Understanding Insomnia in Women
Would you do almost anything for a good night’s sleep? Most menopausal women would. Sleep can be a rare commodity during this time in life. The kicker is that this is one of the worst times to be sleep deprived. When your body is going through so many changes, not being able to sleep just adds insult to injury.
Women struggling with sleep during menopause and perimenopause may experience any of the following:
- Difficulty falling asleep
- Waking up in the middle of the night
- Waking up too early in the morning
- Tossing and turning
- Never getting into a deep sleep
Causes of Insomnia
Night sweats are famous for keeping women up at night. Some women sweat so profusely, they rouse themselves even further by having to get up to change their sheets. Women who are prone to having multiple hot flashes throughout the night have it particularly rough. So what causes night sweats? Deficiencies in estrogen and progesterone.
Anxiety and depression are two other symptoms of menopause that can cause insomnia. Deficiencies in estrogen, progesterone, testosterone, and thyroid can cause both of these symptoms, and can therefore have an impact on sleep.
Serotonin is an important neurotransmitter responsible for regulating sleep. But your body can’t make it without estrogen. So deficiencies in estrogen equal low serotonin, and low serotonin equals a sleep cycle that’s out of whack.
Progesterone plays an important role in regulating sleep patterns in women. Low progesterone in and of itself will keep most women awake.
If you have sleep apnea, you’re waking up a little every time your breathing is interrupted. This means never getting into a really deep sleep; so come morning, you’re not refreshed and rested. What does this have to do with hormone imbalance?
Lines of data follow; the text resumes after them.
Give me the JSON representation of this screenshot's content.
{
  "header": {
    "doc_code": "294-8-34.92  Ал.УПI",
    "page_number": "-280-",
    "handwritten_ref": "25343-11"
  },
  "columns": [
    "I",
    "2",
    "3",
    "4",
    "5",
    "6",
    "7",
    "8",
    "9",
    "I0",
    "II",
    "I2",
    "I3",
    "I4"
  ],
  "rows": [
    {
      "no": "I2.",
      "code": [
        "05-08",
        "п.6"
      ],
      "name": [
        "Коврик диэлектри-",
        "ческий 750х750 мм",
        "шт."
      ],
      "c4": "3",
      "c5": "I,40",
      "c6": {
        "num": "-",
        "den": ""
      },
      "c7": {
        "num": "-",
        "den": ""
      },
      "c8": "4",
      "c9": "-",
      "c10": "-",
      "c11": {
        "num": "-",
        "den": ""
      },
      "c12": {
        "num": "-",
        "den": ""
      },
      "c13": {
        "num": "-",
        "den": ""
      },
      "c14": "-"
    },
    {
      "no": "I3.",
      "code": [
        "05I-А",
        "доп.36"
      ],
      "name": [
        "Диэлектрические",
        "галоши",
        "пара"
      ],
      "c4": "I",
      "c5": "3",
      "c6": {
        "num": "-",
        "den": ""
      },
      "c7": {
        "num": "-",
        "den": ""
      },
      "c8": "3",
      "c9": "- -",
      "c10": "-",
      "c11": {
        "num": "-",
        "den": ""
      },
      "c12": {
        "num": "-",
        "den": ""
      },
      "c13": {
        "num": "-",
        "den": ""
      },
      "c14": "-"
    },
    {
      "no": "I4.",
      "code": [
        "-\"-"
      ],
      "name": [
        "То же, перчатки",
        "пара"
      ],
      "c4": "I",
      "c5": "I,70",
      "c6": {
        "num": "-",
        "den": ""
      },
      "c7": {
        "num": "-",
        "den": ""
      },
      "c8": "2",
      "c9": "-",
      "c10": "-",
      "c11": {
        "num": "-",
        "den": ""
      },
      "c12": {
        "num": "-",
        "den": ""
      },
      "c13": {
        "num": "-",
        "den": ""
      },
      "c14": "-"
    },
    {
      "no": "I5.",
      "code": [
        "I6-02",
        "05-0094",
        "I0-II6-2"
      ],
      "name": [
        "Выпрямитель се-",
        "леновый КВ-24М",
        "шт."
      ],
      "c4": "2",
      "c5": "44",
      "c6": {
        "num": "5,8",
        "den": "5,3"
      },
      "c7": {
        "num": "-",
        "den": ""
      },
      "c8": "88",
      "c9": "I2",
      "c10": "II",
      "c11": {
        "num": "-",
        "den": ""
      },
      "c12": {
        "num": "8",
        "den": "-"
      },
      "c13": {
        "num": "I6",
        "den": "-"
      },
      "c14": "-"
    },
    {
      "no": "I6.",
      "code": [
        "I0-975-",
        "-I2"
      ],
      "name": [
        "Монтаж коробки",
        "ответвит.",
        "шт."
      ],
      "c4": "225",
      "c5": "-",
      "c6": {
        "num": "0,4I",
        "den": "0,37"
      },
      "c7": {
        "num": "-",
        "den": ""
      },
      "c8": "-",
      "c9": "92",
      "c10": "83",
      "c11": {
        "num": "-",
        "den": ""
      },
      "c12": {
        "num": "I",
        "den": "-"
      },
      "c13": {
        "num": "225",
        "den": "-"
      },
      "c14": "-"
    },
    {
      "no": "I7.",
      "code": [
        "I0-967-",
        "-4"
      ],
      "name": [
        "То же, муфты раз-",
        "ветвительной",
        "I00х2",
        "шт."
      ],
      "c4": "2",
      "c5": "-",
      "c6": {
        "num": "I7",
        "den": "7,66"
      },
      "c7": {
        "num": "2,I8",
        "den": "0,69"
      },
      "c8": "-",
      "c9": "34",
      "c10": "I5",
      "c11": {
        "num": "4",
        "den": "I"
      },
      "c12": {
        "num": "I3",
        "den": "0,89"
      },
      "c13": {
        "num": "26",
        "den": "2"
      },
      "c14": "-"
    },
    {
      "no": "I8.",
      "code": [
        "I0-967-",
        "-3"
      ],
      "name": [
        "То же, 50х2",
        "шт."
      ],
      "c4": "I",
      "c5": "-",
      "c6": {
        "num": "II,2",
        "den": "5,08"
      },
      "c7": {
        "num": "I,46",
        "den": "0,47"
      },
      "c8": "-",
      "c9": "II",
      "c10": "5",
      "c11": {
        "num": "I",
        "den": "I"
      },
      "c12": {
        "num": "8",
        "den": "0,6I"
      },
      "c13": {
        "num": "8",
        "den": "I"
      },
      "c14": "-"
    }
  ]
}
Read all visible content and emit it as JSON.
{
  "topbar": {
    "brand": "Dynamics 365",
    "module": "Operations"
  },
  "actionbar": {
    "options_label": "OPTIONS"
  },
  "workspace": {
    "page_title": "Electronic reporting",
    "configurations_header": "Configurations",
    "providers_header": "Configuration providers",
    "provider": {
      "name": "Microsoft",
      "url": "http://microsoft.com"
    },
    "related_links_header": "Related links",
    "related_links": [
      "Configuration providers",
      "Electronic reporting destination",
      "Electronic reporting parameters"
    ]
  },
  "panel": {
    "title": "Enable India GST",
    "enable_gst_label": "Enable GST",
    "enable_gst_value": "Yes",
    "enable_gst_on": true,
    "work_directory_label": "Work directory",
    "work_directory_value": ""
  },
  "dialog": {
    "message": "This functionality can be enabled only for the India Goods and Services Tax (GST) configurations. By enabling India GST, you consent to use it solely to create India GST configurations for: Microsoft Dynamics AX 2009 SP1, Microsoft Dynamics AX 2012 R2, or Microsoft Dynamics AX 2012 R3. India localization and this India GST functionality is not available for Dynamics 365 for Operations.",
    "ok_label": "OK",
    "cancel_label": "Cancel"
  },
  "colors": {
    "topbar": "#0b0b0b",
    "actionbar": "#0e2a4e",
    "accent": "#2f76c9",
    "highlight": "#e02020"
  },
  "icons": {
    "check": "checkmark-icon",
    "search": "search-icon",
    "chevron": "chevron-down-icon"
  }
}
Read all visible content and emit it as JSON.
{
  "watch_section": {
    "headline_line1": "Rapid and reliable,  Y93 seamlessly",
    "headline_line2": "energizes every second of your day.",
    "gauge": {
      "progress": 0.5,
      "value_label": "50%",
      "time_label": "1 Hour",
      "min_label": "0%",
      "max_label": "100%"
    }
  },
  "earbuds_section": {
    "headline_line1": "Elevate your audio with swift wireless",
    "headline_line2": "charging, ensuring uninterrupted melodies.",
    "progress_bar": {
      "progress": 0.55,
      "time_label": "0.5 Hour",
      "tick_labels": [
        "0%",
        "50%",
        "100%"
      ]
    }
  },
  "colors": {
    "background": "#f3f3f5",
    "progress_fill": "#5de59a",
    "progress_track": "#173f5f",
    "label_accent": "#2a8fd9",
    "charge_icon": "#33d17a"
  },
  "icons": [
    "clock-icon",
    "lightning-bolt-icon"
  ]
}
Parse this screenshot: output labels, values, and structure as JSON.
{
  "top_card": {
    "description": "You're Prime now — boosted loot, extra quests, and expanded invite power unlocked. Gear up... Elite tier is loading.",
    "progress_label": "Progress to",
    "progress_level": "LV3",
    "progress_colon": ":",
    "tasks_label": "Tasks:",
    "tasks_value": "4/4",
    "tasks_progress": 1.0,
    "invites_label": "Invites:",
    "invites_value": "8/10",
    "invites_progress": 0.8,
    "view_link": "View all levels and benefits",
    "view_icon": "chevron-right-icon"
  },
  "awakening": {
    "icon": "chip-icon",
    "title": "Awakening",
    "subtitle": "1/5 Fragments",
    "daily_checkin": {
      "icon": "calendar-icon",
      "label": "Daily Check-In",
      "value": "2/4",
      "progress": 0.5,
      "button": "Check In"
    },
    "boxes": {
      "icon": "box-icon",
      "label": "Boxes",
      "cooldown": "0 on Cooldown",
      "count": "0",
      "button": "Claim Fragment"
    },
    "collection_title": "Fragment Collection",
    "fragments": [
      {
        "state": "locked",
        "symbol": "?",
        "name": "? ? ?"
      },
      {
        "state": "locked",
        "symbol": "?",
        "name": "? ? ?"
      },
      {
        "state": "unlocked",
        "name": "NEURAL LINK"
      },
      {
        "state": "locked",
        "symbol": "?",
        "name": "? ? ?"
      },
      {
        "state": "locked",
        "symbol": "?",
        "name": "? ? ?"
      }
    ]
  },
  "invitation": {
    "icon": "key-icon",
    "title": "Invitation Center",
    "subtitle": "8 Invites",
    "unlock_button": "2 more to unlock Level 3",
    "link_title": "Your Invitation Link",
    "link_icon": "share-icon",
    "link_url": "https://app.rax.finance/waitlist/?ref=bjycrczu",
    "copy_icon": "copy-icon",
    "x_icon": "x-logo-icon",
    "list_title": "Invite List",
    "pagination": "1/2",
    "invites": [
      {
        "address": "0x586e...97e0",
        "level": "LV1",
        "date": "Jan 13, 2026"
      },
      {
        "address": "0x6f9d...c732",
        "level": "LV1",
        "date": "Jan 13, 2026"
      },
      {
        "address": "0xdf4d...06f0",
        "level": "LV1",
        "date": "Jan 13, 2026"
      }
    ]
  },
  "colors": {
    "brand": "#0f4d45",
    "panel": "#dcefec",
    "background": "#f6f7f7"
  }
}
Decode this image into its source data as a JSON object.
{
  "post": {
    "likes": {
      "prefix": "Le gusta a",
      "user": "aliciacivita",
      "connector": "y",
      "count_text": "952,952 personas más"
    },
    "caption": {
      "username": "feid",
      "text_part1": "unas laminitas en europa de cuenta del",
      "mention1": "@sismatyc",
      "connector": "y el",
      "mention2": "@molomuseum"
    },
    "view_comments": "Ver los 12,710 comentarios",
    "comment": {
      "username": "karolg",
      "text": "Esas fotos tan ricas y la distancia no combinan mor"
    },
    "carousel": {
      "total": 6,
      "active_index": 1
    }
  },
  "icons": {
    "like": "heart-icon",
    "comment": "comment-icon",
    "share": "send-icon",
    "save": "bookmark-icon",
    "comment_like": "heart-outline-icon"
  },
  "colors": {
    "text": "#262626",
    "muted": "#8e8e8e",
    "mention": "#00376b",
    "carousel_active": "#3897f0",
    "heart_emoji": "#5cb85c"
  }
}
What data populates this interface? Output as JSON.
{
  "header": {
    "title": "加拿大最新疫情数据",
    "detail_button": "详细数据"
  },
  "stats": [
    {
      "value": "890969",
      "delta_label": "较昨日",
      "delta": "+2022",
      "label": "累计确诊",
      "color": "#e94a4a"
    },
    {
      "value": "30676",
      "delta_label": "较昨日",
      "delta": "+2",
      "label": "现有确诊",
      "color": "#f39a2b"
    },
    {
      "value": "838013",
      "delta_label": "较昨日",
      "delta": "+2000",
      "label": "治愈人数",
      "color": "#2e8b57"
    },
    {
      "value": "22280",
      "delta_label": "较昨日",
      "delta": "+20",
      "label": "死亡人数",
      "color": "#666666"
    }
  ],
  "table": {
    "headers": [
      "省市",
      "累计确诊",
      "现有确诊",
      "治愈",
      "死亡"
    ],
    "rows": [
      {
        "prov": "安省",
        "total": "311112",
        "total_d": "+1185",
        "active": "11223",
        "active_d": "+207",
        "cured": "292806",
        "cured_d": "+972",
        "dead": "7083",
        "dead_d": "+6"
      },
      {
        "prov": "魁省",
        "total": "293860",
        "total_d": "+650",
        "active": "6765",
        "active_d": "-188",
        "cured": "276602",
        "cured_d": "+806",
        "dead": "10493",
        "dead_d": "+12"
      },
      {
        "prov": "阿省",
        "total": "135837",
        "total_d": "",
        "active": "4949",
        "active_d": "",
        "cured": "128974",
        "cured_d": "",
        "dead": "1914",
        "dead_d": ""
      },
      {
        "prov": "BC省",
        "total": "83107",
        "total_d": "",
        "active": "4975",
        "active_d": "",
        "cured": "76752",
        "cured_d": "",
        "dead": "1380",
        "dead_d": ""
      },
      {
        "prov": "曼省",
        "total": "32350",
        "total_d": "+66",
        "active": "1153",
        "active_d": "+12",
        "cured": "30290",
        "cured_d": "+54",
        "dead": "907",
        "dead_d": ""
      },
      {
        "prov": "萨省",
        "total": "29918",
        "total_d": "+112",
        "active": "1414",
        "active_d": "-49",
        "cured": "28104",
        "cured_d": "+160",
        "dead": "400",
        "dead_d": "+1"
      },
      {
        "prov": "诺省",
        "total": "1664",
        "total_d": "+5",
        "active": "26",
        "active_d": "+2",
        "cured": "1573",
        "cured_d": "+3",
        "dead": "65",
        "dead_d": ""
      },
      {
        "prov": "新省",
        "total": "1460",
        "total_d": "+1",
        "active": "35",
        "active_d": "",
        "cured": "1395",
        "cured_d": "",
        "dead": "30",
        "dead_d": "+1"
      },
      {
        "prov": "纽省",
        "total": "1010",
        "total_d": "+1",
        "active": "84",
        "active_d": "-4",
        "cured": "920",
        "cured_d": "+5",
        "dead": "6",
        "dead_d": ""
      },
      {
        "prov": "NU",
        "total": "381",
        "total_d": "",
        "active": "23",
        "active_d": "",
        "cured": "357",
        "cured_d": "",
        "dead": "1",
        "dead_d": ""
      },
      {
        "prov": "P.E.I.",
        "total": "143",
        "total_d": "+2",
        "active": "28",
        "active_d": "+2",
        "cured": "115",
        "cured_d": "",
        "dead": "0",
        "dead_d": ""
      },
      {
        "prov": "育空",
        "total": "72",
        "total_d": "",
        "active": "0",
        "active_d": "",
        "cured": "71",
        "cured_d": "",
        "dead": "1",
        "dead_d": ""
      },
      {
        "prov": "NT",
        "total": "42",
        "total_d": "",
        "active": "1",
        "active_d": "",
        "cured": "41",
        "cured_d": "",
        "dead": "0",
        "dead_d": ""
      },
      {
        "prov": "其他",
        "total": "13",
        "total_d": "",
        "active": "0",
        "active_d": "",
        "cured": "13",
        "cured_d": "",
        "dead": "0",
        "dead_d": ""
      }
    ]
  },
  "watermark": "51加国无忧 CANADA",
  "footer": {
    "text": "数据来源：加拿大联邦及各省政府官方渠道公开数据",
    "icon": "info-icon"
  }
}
Sleep apnea is related to low estrogen and low testosterone (as well as weight gain).
Besides being a powerful antioxidant, melatonin regulates your body’s biological clock. Without healthy levels of melatonin, falling asleep can be difficult. Yet most people in modern day society are melatonin deficient due to artificial light exposure that disrupts the circadian rhythm.
This hormone has a circular relationship with sleep. Growth hormone production surges while you’re asleep. If sleep is disrupted, growth hormone production will also be disrupted. Meanwhile, a reduction in growth hormone levels will disrupt sleep.
When you’re under stress for a prolonged period of time, your adrenal glands will produce excess cortisol. Eventually, your adrenal glands can become worn out, and will no longer produce the small amounts of cortisol you need to get through the day. This is a condition known as adrenal fatigue, and insomnia is just one of its many negative consequences.
Treatment For Insomnia in Women
The relationship between hormones and sleep is tightly woven. Our doctors can restore this delicate balance by optimizing your hormones. Growth hormone therapy, injectable nutrients, and supplementing melatonin are other options available. Have you forgotten what a good night’s sleep feels like? Let us remind you.